If Canada were to follow a similar ban, among the routes affected could be Turkish Airlines flights from Istanbul to Montreal, Royal Jordanian Airlines flights between Amman and Montreal and Qatar Airways flights between Doha and Montreal.

Angela Gittens, director-general of airport association ACI World, likened the move to the years-long restrictions of liquids on planes, which she said also came suddenly, in response to a perceived threat, and caused some disruption.

Airlines will adjust to the electronics policy, she said. "The first few days of something like this are quite problematic, but just as with the liquids ban, it will start to sort itself out."

U.S. officials said the decision had nothing to do with President Donald Trump's efforts to impose a travel ban on six majority-Muslim nations. Homeland Security spokeswoman Gillian Christensen said the government "did not target specific nations. We relied upon evaluated intelligence to determine which airports were affected."

On March 6, President Trump signed a revised executive order barring citizens from Iran, Libya, Syria, Somalia, Sudan and Yemen from travelling to the United States for 90 days. Two federal judges have halted parts of the ban, saying it discriminates against Muslims. Mr. Trump has vowed to appeal up to the Supreme Court if necessary.

The rules do apply to U.S. citizens travelling on those flights, but not to crew members on those foreign carriers.

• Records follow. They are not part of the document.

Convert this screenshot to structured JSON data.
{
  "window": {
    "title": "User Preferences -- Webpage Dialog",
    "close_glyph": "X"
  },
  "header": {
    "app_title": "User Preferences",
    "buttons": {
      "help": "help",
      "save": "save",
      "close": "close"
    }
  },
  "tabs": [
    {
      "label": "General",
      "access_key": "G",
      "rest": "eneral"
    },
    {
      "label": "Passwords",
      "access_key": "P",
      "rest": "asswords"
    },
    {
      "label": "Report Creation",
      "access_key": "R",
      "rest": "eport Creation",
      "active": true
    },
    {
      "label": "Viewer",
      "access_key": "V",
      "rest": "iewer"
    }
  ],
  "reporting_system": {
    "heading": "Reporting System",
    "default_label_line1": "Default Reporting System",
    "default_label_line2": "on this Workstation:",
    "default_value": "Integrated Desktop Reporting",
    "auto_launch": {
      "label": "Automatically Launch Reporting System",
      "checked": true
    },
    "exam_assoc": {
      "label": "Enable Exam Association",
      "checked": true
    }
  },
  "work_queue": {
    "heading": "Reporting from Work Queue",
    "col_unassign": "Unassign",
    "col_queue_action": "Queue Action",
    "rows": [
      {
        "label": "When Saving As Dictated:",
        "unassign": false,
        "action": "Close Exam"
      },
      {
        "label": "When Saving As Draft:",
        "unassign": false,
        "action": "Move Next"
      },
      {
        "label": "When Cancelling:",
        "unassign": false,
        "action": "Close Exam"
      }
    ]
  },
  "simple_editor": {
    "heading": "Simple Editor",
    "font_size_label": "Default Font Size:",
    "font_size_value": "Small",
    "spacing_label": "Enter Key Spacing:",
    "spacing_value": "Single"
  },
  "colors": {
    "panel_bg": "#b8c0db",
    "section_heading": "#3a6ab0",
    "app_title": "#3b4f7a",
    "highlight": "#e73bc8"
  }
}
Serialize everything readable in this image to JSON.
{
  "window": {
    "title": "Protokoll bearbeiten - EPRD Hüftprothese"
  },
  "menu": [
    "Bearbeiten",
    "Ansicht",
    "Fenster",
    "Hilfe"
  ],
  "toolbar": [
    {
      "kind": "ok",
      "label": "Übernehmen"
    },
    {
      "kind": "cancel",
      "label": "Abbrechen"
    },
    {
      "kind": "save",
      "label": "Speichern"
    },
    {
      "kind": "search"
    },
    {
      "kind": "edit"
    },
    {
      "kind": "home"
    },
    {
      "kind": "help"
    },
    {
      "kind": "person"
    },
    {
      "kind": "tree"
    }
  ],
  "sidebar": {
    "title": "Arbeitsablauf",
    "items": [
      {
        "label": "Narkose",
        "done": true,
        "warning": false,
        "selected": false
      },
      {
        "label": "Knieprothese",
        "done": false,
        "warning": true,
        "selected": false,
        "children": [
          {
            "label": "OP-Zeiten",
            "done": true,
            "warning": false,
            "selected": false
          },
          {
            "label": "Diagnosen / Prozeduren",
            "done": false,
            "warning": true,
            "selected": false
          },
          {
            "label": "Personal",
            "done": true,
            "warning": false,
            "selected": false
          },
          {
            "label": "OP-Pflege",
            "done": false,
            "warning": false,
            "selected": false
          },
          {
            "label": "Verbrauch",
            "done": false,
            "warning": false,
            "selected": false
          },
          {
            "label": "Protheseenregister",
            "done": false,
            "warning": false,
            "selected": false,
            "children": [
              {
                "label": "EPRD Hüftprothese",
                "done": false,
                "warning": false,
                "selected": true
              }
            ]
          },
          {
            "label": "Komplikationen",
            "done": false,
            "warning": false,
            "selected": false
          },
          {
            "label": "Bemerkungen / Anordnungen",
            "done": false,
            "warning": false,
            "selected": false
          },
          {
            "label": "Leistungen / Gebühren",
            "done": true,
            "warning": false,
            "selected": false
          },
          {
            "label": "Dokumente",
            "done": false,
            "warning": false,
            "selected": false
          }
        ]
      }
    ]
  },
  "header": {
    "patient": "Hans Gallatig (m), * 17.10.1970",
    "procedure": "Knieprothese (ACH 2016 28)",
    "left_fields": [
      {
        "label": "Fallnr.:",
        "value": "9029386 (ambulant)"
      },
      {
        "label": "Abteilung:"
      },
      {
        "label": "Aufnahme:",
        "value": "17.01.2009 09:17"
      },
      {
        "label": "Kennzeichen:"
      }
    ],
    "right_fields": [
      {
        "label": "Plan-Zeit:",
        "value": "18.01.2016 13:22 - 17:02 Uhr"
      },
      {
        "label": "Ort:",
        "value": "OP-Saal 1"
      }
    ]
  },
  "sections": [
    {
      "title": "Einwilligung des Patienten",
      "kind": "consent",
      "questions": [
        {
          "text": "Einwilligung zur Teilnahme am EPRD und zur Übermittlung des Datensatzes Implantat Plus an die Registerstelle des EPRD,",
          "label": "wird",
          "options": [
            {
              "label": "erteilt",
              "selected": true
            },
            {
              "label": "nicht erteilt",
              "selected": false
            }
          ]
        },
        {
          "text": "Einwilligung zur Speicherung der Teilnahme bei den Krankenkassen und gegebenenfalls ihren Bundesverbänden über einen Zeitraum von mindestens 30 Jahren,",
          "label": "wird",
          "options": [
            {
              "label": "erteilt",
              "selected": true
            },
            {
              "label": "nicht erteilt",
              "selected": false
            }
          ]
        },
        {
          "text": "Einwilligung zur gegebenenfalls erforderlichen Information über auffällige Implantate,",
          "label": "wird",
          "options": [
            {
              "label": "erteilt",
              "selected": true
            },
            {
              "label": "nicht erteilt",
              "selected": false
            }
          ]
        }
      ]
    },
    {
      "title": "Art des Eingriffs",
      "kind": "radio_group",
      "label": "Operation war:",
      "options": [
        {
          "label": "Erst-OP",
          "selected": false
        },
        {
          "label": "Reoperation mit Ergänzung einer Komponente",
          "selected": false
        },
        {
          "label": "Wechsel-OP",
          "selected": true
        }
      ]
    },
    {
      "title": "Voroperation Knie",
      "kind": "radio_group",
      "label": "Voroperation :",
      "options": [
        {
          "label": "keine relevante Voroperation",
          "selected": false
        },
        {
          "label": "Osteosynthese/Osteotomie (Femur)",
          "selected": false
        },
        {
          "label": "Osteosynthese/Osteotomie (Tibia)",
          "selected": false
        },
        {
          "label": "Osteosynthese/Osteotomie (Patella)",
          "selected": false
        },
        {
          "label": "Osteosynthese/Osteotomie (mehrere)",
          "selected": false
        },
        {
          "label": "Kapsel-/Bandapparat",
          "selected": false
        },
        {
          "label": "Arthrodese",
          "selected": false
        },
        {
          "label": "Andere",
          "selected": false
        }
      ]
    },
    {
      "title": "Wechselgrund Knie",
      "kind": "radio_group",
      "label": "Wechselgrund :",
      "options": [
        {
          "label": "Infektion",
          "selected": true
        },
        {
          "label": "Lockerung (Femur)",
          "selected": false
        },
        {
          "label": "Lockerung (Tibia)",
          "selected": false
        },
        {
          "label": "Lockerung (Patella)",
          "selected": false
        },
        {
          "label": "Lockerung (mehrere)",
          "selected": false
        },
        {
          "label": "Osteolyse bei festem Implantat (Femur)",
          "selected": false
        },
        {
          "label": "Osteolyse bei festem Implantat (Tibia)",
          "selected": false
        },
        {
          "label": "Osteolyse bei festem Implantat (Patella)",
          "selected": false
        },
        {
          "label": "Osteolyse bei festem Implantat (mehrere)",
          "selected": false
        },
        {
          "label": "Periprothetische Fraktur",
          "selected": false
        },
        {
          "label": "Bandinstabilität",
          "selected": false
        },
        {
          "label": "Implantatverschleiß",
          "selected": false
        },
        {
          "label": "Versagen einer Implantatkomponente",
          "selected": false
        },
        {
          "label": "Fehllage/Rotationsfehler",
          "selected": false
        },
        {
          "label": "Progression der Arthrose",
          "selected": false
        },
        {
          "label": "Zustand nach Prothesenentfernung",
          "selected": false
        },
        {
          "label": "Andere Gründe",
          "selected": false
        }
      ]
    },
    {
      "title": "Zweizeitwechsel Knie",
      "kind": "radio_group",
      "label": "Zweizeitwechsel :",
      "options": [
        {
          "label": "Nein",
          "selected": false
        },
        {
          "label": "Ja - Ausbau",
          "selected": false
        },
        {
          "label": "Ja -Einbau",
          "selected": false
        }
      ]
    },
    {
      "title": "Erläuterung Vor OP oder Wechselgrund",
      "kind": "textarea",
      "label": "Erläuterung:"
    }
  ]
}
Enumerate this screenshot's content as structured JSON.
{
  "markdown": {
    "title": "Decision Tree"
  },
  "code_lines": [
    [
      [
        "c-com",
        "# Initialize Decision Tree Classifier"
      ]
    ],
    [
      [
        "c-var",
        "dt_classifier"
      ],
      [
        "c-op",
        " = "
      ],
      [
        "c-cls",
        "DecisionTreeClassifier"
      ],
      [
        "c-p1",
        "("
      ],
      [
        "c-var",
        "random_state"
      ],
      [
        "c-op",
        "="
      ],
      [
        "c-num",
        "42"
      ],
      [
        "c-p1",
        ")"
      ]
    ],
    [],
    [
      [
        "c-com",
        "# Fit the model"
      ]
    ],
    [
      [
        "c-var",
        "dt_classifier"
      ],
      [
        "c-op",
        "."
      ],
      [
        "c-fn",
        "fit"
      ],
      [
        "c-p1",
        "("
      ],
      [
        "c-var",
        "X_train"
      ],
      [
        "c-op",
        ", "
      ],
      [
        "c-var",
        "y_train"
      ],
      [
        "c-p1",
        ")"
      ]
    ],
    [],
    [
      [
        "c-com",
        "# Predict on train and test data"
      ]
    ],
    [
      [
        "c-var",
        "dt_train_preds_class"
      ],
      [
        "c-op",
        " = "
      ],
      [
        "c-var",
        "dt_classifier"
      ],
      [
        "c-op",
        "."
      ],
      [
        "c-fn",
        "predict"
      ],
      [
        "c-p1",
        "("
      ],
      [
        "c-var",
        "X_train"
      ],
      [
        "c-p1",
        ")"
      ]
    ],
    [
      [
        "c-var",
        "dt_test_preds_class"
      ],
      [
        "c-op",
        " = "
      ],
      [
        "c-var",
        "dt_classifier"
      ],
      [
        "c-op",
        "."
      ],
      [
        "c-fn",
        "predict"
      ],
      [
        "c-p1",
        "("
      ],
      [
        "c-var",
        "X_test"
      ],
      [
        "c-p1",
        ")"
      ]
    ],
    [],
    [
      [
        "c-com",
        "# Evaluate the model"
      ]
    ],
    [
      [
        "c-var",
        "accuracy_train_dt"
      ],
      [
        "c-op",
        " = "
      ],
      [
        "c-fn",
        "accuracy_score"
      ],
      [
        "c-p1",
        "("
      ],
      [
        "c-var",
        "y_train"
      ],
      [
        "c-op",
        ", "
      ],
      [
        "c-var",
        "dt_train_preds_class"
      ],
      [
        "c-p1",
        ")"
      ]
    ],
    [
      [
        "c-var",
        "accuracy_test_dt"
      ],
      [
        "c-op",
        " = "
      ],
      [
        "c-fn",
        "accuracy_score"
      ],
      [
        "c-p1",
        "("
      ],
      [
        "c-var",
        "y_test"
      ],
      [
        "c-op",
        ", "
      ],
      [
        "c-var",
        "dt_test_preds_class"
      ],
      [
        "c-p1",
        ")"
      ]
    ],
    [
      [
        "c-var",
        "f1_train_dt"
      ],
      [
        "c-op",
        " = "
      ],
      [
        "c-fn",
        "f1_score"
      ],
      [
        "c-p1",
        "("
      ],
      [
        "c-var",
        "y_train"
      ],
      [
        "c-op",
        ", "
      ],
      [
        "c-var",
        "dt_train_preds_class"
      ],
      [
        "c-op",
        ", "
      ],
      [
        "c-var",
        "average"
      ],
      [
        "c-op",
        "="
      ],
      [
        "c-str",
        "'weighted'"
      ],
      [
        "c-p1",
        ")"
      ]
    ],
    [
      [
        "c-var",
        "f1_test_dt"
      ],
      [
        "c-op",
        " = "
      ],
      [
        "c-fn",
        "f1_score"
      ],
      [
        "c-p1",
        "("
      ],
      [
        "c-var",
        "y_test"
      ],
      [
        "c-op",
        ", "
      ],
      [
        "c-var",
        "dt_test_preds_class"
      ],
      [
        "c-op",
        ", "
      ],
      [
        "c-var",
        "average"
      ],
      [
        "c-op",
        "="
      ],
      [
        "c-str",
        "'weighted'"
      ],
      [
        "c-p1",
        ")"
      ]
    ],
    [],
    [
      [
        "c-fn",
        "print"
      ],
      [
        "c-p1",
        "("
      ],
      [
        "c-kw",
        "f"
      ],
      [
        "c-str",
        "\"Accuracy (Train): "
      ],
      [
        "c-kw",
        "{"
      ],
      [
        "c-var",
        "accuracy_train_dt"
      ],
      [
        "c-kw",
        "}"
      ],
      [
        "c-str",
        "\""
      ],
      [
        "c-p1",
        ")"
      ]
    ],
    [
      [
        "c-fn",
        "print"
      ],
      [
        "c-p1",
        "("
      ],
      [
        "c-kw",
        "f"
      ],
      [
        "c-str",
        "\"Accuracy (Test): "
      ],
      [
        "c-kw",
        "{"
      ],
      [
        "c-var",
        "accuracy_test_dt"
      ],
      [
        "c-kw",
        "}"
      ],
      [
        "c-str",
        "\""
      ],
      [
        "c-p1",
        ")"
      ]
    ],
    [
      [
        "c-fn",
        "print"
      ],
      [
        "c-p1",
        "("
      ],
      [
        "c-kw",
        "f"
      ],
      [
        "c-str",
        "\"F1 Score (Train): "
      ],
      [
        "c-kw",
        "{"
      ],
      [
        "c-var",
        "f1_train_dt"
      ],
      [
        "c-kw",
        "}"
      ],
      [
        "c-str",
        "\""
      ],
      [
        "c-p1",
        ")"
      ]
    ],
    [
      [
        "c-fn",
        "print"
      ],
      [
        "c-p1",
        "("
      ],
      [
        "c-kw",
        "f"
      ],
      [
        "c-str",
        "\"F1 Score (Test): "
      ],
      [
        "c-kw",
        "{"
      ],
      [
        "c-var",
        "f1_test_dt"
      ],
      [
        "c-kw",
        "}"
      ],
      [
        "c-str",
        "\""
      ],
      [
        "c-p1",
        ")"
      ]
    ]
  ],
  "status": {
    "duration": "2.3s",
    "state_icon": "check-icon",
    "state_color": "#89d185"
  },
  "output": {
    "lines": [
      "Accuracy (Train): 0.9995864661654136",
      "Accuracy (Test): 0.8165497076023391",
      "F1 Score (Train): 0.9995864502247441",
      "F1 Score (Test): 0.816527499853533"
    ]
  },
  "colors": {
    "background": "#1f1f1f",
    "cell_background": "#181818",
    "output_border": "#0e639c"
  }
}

Homeland Security will allow passengers to use larger approved medical devices.

While Canada assesses the information that led to the U.S. and UK actions, the International Air Transport Association called for the ban to be a temporary measure.

"The current measures are not an acceptable long-term solution to whatever threat they are trying to mitigate," Alexandre de Juniac, director general and chief executive officer of the association said in a speech in Montreal. "Even in the short term it is difficult to understand their effectiveness. And the commercial distortions they create are severe. We call on governments to work with the industry to find a way to keep flying secure without separating passengers from their personal electronics."

Airlines are raising legitimate criticisms of the ban, Mr. de Juniac said.

The two countries have placed the ban on flights from different airports and laptops are regarded as secure in some airplane cabins but not others, he noted.

"We must find a better way. And governments must act quickly," he said.

With files from Greg Keenan and Reuters